At SIPRI we monitor these indicators. We see military spending going up pretty consistently, along with trade in major weapons. We see the number of wars returning to the level that they were before the Cold War ended. We see many of these conflicts apparently being more intractable now than for a long time. We see very few peace processes that are really generating stability. Colombia looks like the best hope in many ways, but its peace agreement is also wobbling and threatened. And of course, we see the toxin that has entered geopolitics in the last seven or eight years, fuelled both by the ambitions of Russia and China and more recently by the extraordinary behaviour of the US administration. The worst short-term consequences of this are, on the one hand, the risks that are inherent in the trade war and, on the other hand, the apparently chronic situation of bilateral US-Russian arms control. It would only take a phone call to extend New START, the Strategic Arms Reduction Treaty between Russia and the USA for another five years. Literally, one phone call could extend it. But it is not at all clear whether they will do that. If New START is not extended, that will be the end of the last major bilateral arms control agreement and that would be a very risky situation.
Now, you didn’t want to mention the pandemic, but I think that part of what it has done is expose the weaknesses in our domestic societies in terms of inequality, in terms of being unable to handle information properly, in terms of divisive politics, in terms of the short-termism of so much political thinking. And the compulsion to blame – especially to blame a foreigner. And it’s not just in the US that this is happening, it is widespread. At the same time, the pandemic has exposed weaknesses in the international system, especially the incapacity of the Permanent Five in the UN Security Council to come together and generate a joint approach.
On the other hand, although the pandemic is a blow to everybody, I think that there are also signs of hope. The UN institutions are surviving despite their maltreatment and in some ways flourishing. The youth movement around climate change and the environment is absolutely inspiring. People are not prepared – or, at least, not everybody is prepared – to sit still and put up with bullshit the entire time. And political forces are developing that do see the need for a long-term approach with long-term solutions to many of the problems that our model of economic and social development has thrown up in the last two to three decades, to do with the environment, with inequality, and with the extraordinary vulnerability of being so dependent on the cyber realm.
And I guess my sign-off would be quite simply that what people are beginning to understand is that the new realism in international affairs is not the interests of any individual national state. The new realism is cooperation.
To think that any of the big problems that any country, large or small, faces today can be solved alone is pure La-La Land fantasy. And they need to get off whatever it is that they’re smoking, and come out and feel the fresh air and decide how to cooperate with each other, because that’s the way forward.
Thank you very much, Dan.
This was genuinely an informative and thought provoking read.
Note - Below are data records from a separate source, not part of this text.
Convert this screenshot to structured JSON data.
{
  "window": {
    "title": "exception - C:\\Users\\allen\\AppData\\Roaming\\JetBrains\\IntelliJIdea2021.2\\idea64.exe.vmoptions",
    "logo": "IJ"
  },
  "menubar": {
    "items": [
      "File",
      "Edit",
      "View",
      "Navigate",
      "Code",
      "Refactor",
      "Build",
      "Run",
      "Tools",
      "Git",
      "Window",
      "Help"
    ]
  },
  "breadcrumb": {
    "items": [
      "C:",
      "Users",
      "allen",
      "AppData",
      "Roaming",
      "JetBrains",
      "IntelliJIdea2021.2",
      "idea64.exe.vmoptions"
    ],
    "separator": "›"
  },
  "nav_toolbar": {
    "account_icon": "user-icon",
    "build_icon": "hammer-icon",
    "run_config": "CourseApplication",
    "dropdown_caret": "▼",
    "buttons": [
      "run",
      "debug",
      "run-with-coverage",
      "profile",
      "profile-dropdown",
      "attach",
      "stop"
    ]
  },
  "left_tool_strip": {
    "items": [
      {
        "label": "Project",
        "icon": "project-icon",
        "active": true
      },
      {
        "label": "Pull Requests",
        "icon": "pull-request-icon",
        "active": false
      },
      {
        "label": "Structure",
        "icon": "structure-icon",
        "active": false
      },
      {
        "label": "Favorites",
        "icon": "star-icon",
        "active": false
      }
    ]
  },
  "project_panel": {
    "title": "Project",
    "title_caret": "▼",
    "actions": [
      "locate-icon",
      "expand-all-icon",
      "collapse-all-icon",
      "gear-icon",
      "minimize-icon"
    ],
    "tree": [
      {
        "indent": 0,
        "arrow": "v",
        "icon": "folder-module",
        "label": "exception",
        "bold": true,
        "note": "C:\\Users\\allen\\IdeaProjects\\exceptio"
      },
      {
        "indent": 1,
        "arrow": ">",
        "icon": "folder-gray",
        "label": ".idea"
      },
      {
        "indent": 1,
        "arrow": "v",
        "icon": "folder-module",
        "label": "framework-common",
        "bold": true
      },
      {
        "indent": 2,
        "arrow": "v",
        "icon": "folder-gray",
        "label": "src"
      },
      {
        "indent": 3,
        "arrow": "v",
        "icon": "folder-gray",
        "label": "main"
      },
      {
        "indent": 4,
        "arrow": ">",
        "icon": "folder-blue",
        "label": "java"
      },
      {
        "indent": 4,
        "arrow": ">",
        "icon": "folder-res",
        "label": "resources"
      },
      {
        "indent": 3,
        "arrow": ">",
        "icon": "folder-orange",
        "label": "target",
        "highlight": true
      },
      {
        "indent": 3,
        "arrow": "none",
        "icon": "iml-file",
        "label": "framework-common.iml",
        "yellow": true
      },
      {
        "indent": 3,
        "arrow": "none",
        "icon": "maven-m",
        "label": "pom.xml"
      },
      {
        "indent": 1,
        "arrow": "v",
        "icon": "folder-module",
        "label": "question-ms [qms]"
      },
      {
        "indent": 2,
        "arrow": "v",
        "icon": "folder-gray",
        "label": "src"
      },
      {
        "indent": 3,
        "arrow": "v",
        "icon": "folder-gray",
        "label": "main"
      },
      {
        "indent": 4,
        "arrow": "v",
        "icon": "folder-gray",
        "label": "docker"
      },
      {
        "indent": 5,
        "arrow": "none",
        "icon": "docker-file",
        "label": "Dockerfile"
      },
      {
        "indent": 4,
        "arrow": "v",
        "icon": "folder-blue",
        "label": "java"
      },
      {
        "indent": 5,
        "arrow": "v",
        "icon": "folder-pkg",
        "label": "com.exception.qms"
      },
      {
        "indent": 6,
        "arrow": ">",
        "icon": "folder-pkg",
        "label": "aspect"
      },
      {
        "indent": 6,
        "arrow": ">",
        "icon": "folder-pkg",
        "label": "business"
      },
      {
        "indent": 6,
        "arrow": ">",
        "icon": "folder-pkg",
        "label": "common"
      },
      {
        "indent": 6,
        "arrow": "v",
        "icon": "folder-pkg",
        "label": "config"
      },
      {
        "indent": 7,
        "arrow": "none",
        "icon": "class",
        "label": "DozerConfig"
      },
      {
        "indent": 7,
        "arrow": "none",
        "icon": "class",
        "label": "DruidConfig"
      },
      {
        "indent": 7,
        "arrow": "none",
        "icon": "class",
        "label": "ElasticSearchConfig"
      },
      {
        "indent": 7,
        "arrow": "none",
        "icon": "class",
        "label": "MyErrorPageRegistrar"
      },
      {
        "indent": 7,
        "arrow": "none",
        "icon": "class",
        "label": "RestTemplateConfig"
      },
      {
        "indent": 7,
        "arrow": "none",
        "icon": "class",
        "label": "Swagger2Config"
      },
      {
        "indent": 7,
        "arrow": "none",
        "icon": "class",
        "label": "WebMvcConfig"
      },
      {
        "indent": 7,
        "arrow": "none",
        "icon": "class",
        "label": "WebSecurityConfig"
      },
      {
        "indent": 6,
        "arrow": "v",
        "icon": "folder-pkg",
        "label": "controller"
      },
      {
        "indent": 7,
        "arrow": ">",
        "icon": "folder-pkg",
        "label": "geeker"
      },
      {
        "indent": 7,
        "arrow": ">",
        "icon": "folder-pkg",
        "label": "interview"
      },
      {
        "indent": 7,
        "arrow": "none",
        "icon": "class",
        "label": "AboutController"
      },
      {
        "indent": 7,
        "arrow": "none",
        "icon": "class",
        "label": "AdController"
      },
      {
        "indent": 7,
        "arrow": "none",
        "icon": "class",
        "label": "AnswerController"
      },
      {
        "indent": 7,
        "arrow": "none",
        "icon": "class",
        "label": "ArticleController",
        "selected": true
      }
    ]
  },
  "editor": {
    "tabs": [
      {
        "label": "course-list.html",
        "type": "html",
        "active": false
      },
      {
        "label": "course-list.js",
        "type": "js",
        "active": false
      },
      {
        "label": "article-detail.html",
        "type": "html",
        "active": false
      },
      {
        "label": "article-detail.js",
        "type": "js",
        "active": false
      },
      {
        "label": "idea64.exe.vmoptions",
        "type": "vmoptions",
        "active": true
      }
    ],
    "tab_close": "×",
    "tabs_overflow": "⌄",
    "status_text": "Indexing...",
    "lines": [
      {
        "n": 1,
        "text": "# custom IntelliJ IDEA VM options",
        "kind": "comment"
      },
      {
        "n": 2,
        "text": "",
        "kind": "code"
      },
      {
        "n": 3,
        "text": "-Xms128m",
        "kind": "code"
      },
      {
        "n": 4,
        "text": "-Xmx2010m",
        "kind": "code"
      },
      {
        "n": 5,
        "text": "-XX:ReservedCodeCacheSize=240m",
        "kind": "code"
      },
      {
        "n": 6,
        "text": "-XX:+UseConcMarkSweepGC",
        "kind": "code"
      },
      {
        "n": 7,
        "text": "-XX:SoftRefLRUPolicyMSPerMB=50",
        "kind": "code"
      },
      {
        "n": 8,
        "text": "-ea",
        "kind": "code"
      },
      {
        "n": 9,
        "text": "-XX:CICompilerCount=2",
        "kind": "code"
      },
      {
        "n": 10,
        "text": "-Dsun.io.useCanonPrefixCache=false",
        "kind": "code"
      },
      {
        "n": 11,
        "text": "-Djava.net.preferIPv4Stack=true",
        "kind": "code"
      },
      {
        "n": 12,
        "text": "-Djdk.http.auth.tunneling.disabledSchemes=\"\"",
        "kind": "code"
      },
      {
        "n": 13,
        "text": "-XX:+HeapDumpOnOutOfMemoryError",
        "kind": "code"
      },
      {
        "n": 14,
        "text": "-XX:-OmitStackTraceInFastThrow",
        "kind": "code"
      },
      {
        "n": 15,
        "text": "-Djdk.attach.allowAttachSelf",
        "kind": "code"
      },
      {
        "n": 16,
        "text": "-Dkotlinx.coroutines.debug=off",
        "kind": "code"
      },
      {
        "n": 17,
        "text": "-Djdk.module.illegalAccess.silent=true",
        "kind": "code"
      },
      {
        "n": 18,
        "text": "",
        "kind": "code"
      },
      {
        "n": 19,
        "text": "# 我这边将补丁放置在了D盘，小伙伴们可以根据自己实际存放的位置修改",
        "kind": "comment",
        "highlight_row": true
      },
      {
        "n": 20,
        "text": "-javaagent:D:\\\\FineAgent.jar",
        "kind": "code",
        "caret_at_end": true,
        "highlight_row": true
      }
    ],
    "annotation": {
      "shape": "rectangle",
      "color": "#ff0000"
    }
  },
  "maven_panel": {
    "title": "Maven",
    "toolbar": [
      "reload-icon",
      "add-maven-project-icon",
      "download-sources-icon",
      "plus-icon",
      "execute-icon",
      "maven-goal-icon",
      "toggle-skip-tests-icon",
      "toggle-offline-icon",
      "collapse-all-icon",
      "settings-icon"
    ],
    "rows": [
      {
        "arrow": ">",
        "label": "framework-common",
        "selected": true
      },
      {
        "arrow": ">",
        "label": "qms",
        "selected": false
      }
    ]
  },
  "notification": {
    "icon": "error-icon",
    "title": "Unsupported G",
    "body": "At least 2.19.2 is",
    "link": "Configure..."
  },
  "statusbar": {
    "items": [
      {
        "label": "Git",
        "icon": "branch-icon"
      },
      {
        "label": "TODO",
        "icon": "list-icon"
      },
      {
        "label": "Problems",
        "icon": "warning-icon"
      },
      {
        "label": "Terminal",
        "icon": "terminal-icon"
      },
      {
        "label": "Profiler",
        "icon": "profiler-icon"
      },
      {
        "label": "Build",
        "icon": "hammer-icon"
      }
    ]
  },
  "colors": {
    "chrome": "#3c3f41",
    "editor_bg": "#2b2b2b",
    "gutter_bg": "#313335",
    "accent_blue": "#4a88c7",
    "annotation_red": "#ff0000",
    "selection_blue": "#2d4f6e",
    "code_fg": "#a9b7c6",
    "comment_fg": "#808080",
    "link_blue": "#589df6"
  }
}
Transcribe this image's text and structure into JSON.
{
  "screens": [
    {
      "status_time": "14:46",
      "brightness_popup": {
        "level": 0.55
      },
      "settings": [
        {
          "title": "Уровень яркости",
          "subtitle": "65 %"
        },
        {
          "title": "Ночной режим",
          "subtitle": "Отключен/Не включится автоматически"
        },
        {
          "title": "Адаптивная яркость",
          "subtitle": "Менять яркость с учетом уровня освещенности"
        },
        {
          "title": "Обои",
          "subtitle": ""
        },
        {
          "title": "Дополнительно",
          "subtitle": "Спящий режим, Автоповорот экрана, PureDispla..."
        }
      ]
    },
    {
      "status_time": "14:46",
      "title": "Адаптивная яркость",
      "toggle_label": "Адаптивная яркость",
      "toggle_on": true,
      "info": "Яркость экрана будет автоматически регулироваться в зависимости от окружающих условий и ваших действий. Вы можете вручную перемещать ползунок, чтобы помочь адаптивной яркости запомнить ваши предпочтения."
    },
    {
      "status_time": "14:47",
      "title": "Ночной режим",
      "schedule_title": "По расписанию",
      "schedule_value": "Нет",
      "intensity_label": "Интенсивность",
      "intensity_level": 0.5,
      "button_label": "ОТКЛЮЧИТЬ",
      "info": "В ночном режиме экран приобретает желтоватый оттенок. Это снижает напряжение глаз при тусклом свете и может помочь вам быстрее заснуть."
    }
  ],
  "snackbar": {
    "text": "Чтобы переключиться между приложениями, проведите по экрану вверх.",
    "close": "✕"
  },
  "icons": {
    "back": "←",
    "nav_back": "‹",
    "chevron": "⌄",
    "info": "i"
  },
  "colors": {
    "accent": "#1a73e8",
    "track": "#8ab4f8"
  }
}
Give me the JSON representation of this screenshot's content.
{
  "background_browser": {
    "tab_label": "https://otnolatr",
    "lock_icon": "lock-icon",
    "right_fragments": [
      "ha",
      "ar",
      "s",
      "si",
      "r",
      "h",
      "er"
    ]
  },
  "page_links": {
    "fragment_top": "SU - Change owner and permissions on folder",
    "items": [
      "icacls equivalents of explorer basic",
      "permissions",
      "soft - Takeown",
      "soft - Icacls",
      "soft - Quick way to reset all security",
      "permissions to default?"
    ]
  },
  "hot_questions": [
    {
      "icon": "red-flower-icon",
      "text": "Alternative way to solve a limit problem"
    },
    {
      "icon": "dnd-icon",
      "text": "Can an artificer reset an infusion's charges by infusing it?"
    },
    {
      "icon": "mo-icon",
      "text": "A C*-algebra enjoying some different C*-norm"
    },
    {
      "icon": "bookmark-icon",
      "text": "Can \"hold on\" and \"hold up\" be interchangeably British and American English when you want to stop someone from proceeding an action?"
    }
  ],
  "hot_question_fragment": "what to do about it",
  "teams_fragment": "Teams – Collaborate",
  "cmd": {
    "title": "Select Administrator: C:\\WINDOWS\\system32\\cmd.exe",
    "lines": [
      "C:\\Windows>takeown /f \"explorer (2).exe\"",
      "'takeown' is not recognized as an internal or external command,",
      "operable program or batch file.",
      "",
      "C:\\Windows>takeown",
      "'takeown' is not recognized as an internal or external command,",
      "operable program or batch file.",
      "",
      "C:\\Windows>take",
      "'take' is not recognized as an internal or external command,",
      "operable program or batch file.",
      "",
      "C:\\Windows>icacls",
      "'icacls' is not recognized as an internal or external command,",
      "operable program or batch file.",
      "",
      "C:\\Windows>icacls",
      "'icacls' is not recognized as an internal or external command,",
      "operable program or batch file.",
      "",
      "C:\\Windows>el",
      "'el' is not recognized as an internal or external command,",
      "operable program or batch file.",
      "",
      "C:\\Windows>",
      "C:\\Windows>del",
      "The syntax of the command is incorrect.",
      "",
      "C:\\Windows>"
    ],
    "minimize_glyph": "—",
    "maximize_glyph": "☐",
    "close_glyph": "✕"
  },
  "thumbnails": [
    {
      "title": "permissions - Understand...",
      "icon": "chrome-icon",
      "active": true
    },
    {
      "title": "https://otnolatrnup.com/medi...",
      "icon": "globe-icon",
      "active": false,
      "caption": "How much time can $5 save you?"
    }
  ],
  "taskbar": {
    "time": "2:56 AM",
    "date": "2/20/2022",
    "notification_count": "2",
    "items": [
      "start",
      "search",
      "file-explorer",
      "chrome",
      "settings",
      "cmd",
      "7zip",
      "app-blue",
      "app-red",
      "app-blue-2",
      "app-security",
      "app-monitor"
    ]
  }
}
Proof that multiple disciplines and interests can lead to productive and comprehensive peace action. Adaptability, flexibility and curiosity are vital ingredients to my mind of any form of transformational work, this comes across beautifully here. So too does the value of metaphor and story. Peace work starts and ends with communication about our collective and individual stories and what we want the next chapters to be. This interview and indeed the series are important parts of the picture.
Tonnesson, Stein (2009) The ‘Vietnam Peace’ – How Priorities in Vietnam’s Internal and External Policies Changed after 1987, presented at h Annual Convention of the International Studies Association, New York, NY, 15–18 February.